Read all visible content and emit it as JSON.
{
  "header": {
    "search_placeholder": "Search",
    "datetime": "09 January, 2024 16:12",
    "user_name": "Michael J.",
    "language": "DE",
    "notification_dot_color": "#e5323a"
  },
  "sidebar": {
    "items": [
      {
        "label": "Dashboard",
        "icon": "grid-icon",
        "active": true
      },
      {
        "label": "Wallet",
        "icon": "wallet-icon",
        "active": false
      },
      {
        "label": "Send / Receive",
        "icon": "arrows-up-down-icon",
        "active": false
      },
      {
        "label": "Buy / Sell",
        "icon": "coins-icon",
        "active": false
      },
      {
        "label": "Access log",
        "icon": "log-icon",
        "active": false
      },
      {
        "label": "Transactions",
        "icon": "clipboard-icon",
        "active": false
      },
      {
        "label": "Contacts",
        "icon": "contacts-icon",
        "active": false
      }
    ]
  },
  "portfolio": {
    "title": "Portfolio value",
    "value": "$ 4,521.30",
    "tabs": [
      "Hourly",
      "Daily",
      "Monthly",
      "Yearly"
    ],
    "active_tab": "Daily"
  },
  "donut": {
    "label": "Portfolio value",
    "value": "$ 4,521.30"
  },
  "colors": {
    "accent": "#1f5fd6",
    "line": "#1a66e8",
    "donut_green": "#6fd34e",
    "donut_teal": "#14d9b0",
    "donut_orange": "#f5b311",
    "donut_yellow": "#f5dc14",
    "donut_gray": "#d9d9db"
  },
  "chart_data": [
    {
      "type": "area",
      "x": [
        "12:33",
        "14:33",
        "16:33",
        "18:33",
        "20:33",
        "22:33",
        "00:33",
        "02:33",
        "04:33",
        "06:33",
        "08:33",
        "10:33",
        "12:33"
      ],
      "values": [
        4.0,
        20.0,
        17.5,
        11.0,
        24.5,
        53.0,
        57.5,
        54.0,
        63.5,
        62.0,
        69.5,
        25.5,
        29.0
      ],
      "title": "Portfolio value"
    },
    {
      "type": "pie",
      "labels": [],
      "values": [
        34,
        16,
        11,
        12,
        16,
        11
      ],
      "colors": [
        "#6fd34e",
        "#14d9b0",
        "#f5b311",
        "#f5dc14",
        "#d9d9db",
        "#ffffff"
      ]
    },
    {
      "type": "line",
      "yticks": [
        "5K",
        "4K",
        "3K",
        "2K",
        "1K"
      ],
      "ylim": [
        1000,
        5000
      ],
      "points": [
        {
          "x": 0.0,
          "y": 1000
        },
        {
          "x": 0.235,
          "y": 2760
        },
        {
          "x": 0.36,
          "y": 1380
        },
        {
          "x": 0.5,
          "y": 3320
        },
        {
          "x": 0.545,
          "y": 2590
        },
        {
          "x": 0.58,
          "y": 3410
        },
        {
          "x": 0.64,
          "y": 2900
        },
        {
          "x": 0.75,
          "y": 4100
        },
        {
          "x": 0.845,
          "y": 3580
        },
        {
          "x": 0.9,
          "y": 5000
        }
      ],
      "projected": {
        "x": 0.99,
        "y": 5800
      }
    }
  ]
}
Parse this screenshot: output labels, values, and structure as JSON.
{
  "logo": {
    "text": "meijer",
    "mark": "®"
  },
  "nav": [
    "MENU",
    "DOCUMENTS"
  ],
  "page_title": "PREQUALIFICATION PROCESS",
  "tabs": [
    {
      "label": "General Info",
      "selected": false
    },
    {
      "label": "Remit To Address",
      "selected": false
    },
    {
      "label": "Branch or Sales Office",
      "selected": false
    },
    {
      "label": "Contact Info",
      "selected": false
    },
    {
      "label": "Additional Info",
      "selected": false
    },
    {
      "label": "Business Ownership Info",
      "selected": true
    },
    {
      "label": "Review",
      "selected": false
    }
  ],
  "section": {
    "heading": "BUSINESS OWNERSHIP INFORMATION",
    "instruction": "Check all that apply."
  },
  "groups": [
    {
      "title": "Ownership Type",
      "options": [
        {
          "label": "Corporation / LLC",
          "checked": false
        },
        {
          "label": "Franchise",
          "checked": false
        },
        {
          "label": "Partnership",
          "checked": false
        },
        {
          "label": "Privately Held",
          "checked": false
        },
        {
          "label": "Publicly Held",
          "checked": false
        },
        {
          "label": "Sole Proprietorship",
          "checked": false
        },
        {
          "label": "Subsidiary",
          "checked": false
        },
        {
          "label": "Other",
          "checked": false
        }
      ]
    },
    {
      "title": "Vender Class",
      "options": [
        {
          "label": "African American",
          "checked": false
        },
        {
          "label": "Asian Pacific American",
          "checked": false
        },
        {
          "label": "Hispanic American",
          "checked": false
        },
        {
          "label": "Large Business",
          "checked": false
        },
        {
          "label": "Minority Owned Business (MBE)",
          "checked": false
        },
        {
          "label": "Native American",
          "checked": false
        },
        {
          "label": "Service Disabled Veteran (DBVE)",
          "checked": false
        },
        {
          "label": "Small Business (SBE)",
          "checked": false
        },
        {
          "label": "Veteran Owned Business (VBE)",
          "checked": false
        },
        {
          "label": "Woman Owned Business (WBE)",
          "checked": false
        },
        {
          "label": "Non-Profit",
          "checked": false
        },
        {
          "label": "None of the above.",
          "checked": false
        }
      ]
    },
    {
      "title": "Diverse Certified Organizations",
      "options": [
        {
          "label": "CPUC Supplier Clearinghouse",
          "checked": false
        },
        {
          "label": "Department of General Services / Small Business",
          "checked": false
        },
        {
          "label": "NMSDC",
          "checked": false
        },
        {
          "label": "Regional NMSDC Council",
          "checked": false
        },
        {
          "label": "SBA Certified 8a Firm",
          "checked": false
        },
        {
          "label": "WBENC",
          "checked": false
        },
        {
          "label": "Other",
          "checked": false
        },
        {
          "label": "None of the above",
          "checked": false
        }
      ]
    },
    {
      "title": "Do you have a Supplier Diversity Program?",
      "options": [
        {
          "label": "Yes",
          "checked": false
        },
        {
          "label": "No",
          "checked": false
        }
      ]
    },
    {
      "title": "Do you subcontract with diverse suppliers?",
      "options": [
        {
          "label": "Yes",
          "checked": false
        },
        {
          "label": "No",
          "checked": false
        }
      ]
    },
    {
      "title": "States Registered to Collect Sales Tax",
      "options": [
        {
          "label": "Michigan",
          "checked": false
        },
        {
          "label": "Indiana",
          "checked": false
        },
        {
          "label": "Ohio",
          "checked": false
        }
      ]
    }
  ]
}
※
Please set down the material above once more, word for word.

Read all visible content and emit it as JSON.
{
  "header": {
    "search_placeholder": "Search",
    "datetime": "09 January, 2024 16:12",
    "user_name": "Michael J.",
    "language": "DE",
    "notification_dot_color": "#e5323a"
  },
  "sidebar": {
    "items": [
      {
        "label": "Dashboard",
        "icon": "grid-icon",
        "active": true
      },
      {
        "label": "Wallet",
        "icon": "wallet-icon",
        "active": false
      },
      {
        "label": "Send / Receive",
        "icon": "arrows-up-down-icon",
        "active": false
      },
      {
        "label": "Buy / Sell",
        "icon": "coins-icon",
        "active": false
      },
      {
        "label": "Access log",
        "icon": "log-icon",
        "active": false
      },
      {
        "label": "Transactions",
        "icon": "clipboard-icon",
        "active": false
      },
      {
        "label": "Contacts",
        "icon": "contacts-icon",
        "active": false
      }
    ]
  },
  "portfolio": {
    "title": "Portfolio value",
    "value": "$ 4,521.30",
    "tabs": [
      "Hourly",
      "Daily",
      "Monthly",
      "Yearly"
    ],
    "active_tab": "Daily"
  },
  "donut": {
    "label": "Portfolio value",
    "value": "$ 4,521.30"
  },
  "colors": {
    "accent": "#1f5fd6",
    "line": "#1a66e8",
    "donut_green": "#6fd34e",
    "donut_teal": "#14d9b0",
    "donut_orange": "#f5b311",
    "donut_yellow": "#f5dc14",
    "donut_gray": "#d9d9db"
  },
  "chart_data": [
    {
      "type": "area",
      "x": [
        "12:33",
        "14:33",
        "16:33",
        "18:33",
        "20:33",
        "22:33",
        "00:33",
        "02:33",
        "04:33",
        "06:33",
        "08:33",
        "10:33",
        "12:33"
      ],
      "values": [
        4.0,
        20.0,
        17.5,
        11.0,
        24.5,
        53.0,
        57.5,
        54.0,
        63.5,
        62.0,
        69.5,
        25.5,
        29.0
      ],
      "title": "Portfolio value"
    },
    {
      "type": "pie",
      "labels": [],
      "values": [
        34,
        16,
        11,
        12,
        16,
        11
      ],
      "colors": [
        "#6fd34e",
        "#14d9b0",
        "#f5b311",
        "#f5dc14",
        "#d9d9db",
        "#ffffff"
      ]
    },
    {
      "type": "line",
      "yticks": [
        "5K",
        "4K",
        "3K",
        "2K",
        "1K"
      ],
      "ylim": [
        1000,
        5000
      ],
      "points": [
        {
          "x": 0.0,
          "y": 1000
        },
        {
          "x": 0.235,
          "y": 2760
        },
        {
          "x": 0.36,
          "y": 1380
        },
        {
          "x": 0.5,
          "y": 3320
        },
        {
          "x": 0.545,
          "y": 2590
        },
        {
          "x": 0.58,
          "y": 3410
        },
        {
          "x": 0.64,
          "y": 2900
        },
        {
          "x": 0.75,
          "y": 4100
        },
        {
          "x": 0.845,
          "y": 3580
        },
        {
          "x": 0.9,
          "y": 5000
        }
      ],
      "projected": {
        "x": 0.99,
        "y": 5800
      }
    }
  ]
}
Parse this screenshot: output labels, values, and structure as JSON.
{
  "logo": {
    "text": "meijer",
    "mark": "®"
  },
  "nav": [
    "MENU",
    "DOCUMENTS"
  ],
  "page_title": "PREQUALIFICATION PROCESS",
  "tabs": [
    {
      "label": "General Info",
      "selected": false
    },
    {
      "label": "Remit To Address",
      "selected": false
    },
    {
      "label": "Branch or Sales Office",
      "selected": false
    },
    {
      "label": "Contact Info",
      "selected": false
    },
    {
      "label": "Additional Info",
      "selected": false
    },
    {
      "label": "Business Ownership Info",
      "selected": true
    },
    {
      "label": "Review",
      "selected": false
    }
  ],
  "section": {
    "heading": "BUSINESS OWNERSHIP INFORMATION",
    "instruction": "Check all that apply."
  },
  "groups": [
    {
      "title": "Ownership Type",
      "options": [
        {
          "label": "Corporation / LLC",
          "checked": false
        },
        {
          "label": "Franchise",
          "checked": false
        },
        {
          "label": "Partnership",
          "checked": false
        },
        {
          "label": "Privately Held",
          "checked": false
        },
        {
          "label": "Publicly Held",
          "checked": false
        },
        {
          "label": "Sole Proprietorship",
          "checked": false
        },
        {
          "label": "Subsidiary",
          "checked": false
        },
        {
          "label": "Other",
          "checked": false
        }
      ]
    },
    {
      "title": "Vender Class",
      "options": [
        {
          "label": "African American",
          "checked": false
        },
        {
          "label": "Asian Pacific American",
          "checked": false
        },
        {
          "label": "Hispanic American",
          "checked": false
        },
        {
          "label": "Large Business",
          "checked": false
        },
        {
          "label": "Minority Owned Business (MBE)",
          "checked": false
        },
        {
          "label": "Native American",
          "checked": false
        },
        {
          "label": "Service Disabled Veteran (DBVE)",
          "checked": false
        },
        {
          "label": "Small Business (SBE)",
          "checked": false
        },
        {
          "label": "Veteran Owned Business (VBE)",
          "checked": false
        },
        {
          "label": "Woman Owned Business (WBE)",
          "checked": false
        },
        {
          "label": "Non-Profit",
          "checked": false
        },
        {
          "label": "None of the above.",
          "checked": false
        }
      ]
    },
    {
      "title": "Diverse Certified Organizations",
      "options": [
        {
          "label": "CPUC Supplier Clearinghouse",
          "checked": false
        },
        {
          "label": "Department of General Services / Small Business",
          "checked": false
        },
        {
          "label": "NMSDC",
          "checked": false
        },
        {
          "label": "Regional NMSDC Council",
          "checked": false
        },
        {
          "label": "SBA Certified 8a Firm",
          "checked": false
        },
        {
          "label": "WBENC",
          "checked": false
        },
        {
          "label": "Other",
          "checked": false
        },
        {
          "label": "None of the above",
          "checked": false
        }
      ]
    },
    {
      "title": "Do you have a Supplier Diversity Program?",
      "options": [
        {
          "label": "Yes",
          "checked": false
        },
        {
          "label": "No",
          "checked": false
        }
      ]
    },
    {
      "title": "Do you subcontract with diverse suppliers?",
      "options": [
        {
          "label": "Yes",
          "checked": false
        },
        {
          "label": "No",
          "checked": false
        }
      ]
    },
    {
      "title": "States Registered to Collect Sales Tax",
      "options": [
        {
          "label": "Michigan",
          "checked": false
        },
        {
          "label": "Indiana",
          "checked": false
        },
        {
          "label": "Ohio",
          "checked": false
        }
      ]
    }
  ]
}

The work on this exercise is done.